While MiMedx’s stock price rebounded to pre-disclosure levels by the end of November 2013, the court could not conclude that the plaintiffs suffered no economic loss from the alleged misrepresentations and omissions. Additionally, AmnioFix and EpiFix accounted for only 15 percent of MiMedx’s business, which suggested to the court other factors might account for the price rebound. Accordingly, the court did not grant the defendants' motion to dismiss on these grounds.
Lastly, the court analyzed whether the plaintiffs alleged particular facts supporting an inference of scienter. To adequately plead facts demonstrating scienter, a plaintiff must establish a defendant acted with the intent to defraud or severe recklessness in allowing fraudulent activity.
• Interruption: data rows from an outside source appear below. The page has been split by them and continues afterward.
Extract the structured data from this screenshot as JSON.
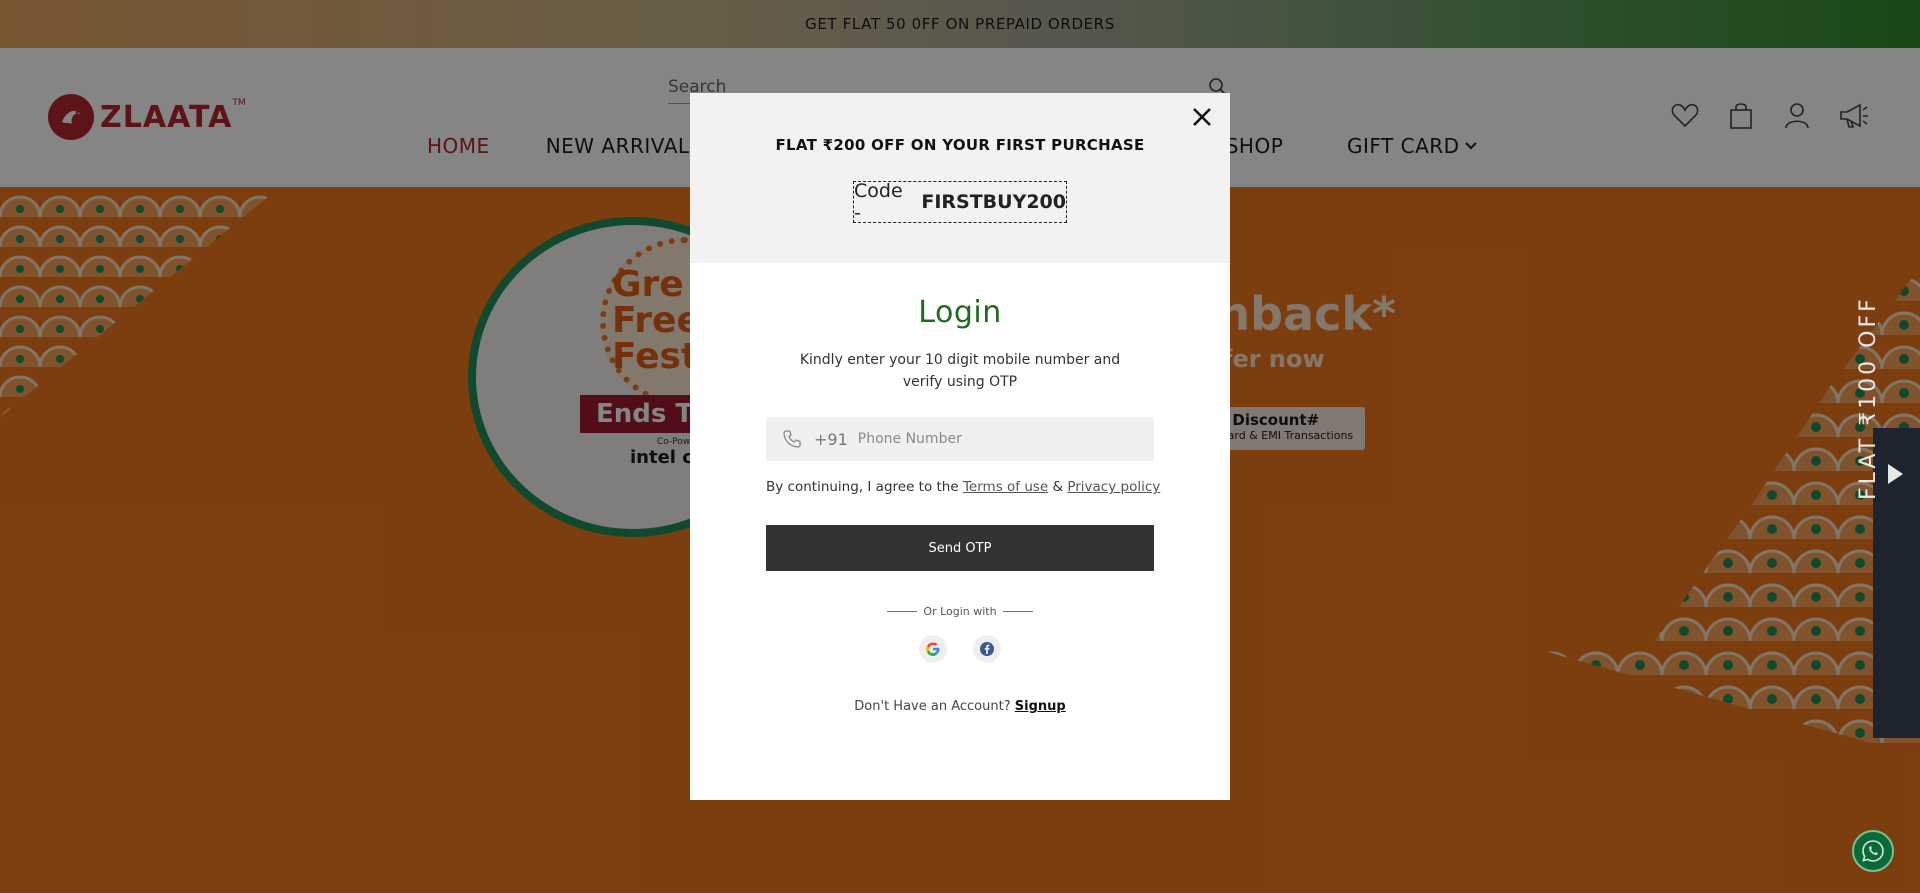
{
  "announcement": {
    "text": "GET FLAT 50 0FF ON PREPAID ORDERS"
  },
  "header": {
    "logo_text": "ZLAATA",
    "logo_tm": "TM",
    "search_placeholder": "Search",
    "nav": [
      {
        "label": "HOME",
        "active": true
      },
      {
        "label": "NEW ARRIVAL",
        "active": false
      }
    ],
    "nav_partial_shop": "-SHOP",
    "nav_gift_card": "GIFT CARD",
    "icons": [
      "heart-icon",
      "bag-icon",
      "user-icon",
      "megaphone-icon"
    ]
  },
  "hero": {
    "badge_text": "Gre\nFree\nFest",
    "ribbon": "Ends T",
    "copowered": "Co-Powe",
    "intel": "intel co",
    "cashback": "shback*",
    "offer_now": "fer now",
    "discount_line1": "t Discount#",
    "discount_line2": "Card & EMI Transactions"
  },
  "side_tab": {
    "text": "FLAT ₹100 OFF"
  },
  "modal": {
    "promo_title": "FLAT ₹200 OFF ON YOUR FIRST PURCHASE",
    "code_prefix": "Code -",
    "code_value": "FIRSTBUY200",
    "login_title": "Login",
    "login_subtitle": "Kindly enter your 10 digit mobile number and verify using OTP",
    "country_code": "+91",
    "phone_placeholder": "Phone Number",
    "agree_prefix": "By continuing, I agree to the",
    "terms_label": "Terms of use",
    "amp": "&",
    "privacy_label": "Privacy policy",
    "send_otp_label": "Send OTP",
    "or_login_label": "Or Login with",
    "no_account_label": "Don't Have an Account?",
    "signup_label": "Signup"
  },
  "colors": {
    "brand": "#b3262e",
    "login_title": "#1f6b1f",
    "button": "#333333",
    "hero_orange": "#f0781e"
  }
}
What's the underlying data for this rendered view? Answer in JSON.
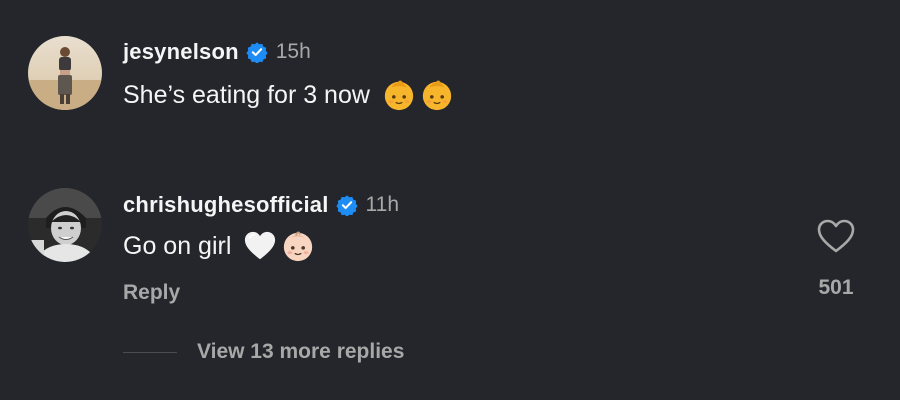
{
  "comments": [
    {
      "username": "jesynelson",
      "time": "15h",
      "text": "She’s eating for 3 now",
      "emojis": [
        "baby-emoji",
        "baby-emoji"
      ]
    },
    {
      "username": "chrishughesofficial",
      "time": "11h",
      "text": "Go on girl",
      "emojis": [
        "white-heart-emoji",
        "baby-emoji"
      ],
      "reply_label": "Reply",
      "like_count": "501"
    }
  ],
  "view_replies_label": "View 13 more replies",
  "colors": {
    "background": "#24262b",
    "text": "#f5f5f5",
    "muted": "#a8a8a8",
    "verified": "#1d8cf5"
  },
  "icons": [
    "verified-badge-icon",
    "heart-outline-icon"
  ]
}
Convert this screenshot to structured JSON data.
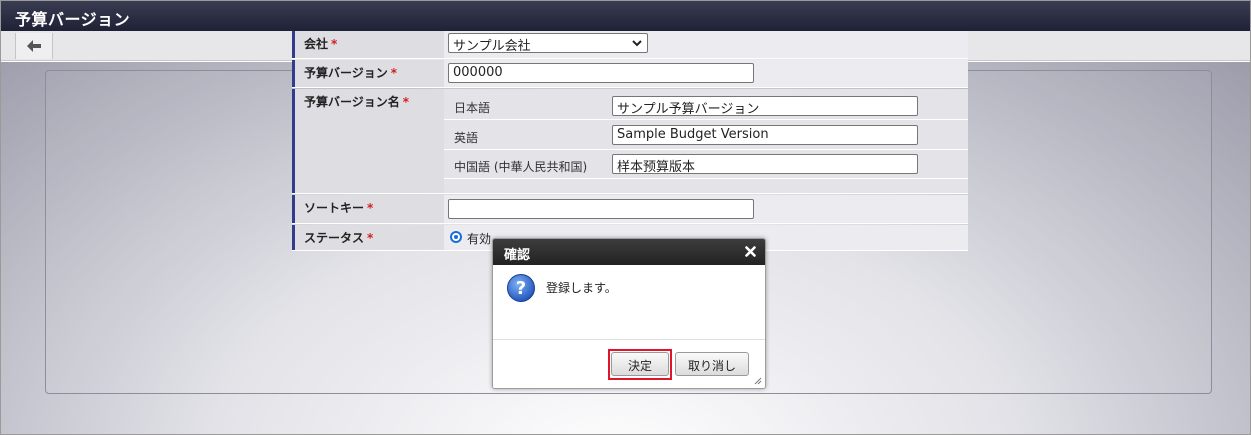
{
  "window": {
    "title": "予算バージョン"
  },
  "form": {
    "company": {
      "label": "会社",
      "required_mark": "*",
      "selected": "サンプル会社"
    },
    "budget_version": {
      "label": "予算バージョン",
      "required_mark": "*",
      "value": "000000"
    },
    "budget_version_name": {
      "label": "予算バージョン名",
      "required_mark": "*",
      "locales": [
        {
          "label": "日本語",
          "value": "サンプル予算バージョン"
        },
        {
          "label": "英語",
          "value": "Sample Budget Version"
        },
        {
          "label": "中国語 (中華人民共和国)",
          "value": "样本预算版本"
        }
      ]
    },
    "sort_key": {
      "label": "ソートキー",
      "required_mark": "*",
      "value": ""
    },
    "status": {
      "label": "ステータス",
      "required_mark": "*",
      "selected": "有効"
    }
  },
  "dialog": {
    "title": "確認",
    "message": "登録します。",
    "ok_label": "決定",
    "cancel_label": "取り消し",
    "icon": "question-icon"
  },
  "colors": {
    "accent": "#343a8c",
    "required": "#d02020",
    "highlight": "#e0142a"
  }
}
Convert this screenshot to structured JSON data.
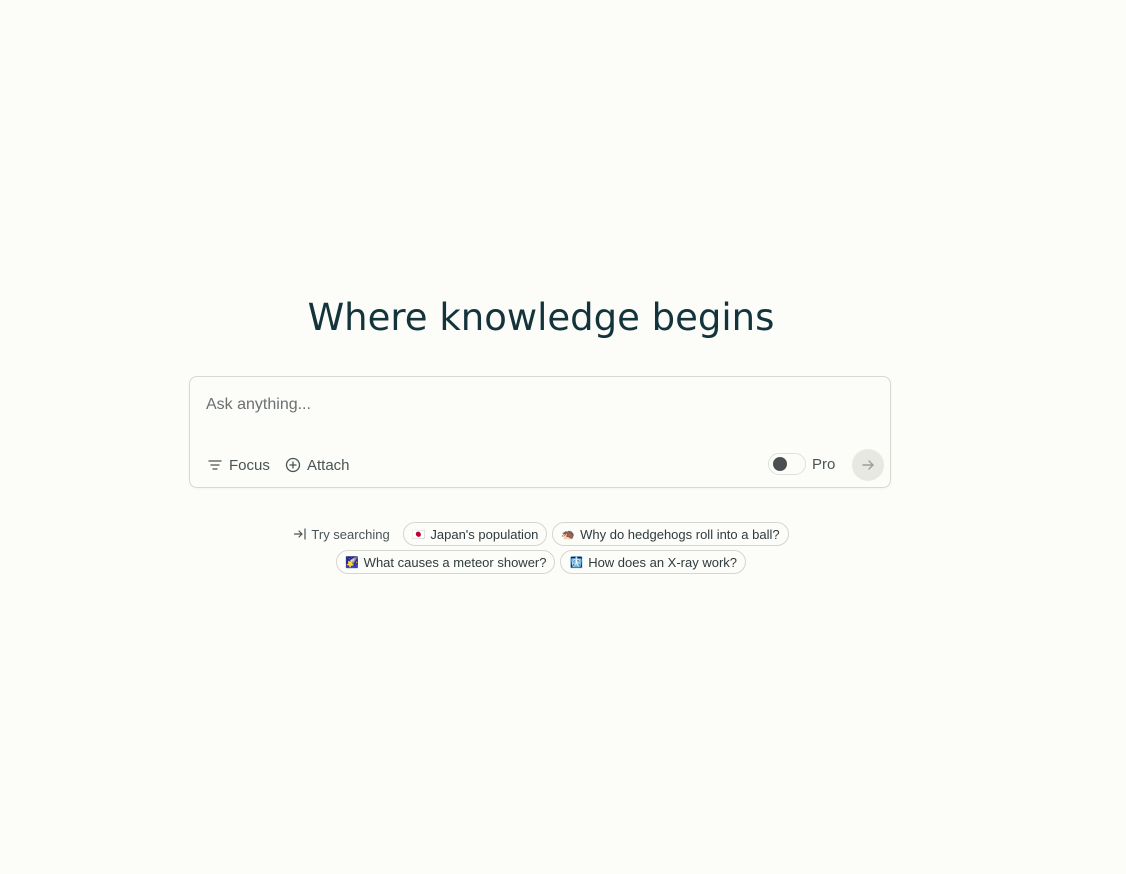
{
  "hero": {
    "title": "Where knowledge begins"
  },
  "search": {
    "placeholder": "Ask anything...",
    "focus_label": "Focus",
    "attach_label": "Attach",
    "pro_label": "Pro",
    "pro_enabled": false
  },
  "icons": {
    "focus": "filter-lines-icon",
    "attach": "plus-circle-icon",
    "submit": "arrow-right-icon",
    "try": "arrow-into-icon"
  },
  "suggestions": {
    "label": "Try searching",
    "rows": [
      [
        {
          "emoji": "🇯🇵",
          "text": "Japan's population"
        },
        {
          "emoji": "🦔",
          "text": "Why do hedgehogs roll into a ball?"
        }
      ],
      [
        {
          "emoji": "🌠",
          "text": "What causes a meteor shower?"
        },
        {
          "emoji": "🩻",
          "text": "How does an X-ray work?"
        }
      ]
    ]
  },
  "colors": {
    "background": "#fcfcf9",
    "title_text": "#13343b",
    "border": "#d8d8d2"
  }
}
In addition, to support a strong inference of scienter, a plaintiff must demonstrate that a reasonable person would be more likely to infer that the defendant acted with scienter than to infer otherwise. The complaint alleged management never sought to have the products classified as 361 HCT/Ps, and management was aware the FDA was investigating the products. Additionally, the allegations in the complaint supported an inference that the defendants knew, or should have known, the FDA would never approve AmnioFix and EpiFix for the Section 361 exemption because products developed from amniotic fluid are generally not 361 HCT/Ps. Lastly, MiMedx’s COO, William C. Taylor, sold a substantial amount of MiMedx shares following the FDA’s establishment inspection report, suggesting that Taylor knew MiMedx hid the status of AmnioFix and EpiFix from the market until then.
Accepting the allegations as true, the court concluded that a reasonable person would conclude that the defendants more likely than not acted with scienter. Ultimately, the court held the amended complaint stated a claim for relief under the PSLRA and Section 20(a).
In conclusion, the District Court denied the defendants' Motion to Dismiss for Failure to State a Claim.
The primary materials for this case may be found on the DU Corporate Governance website.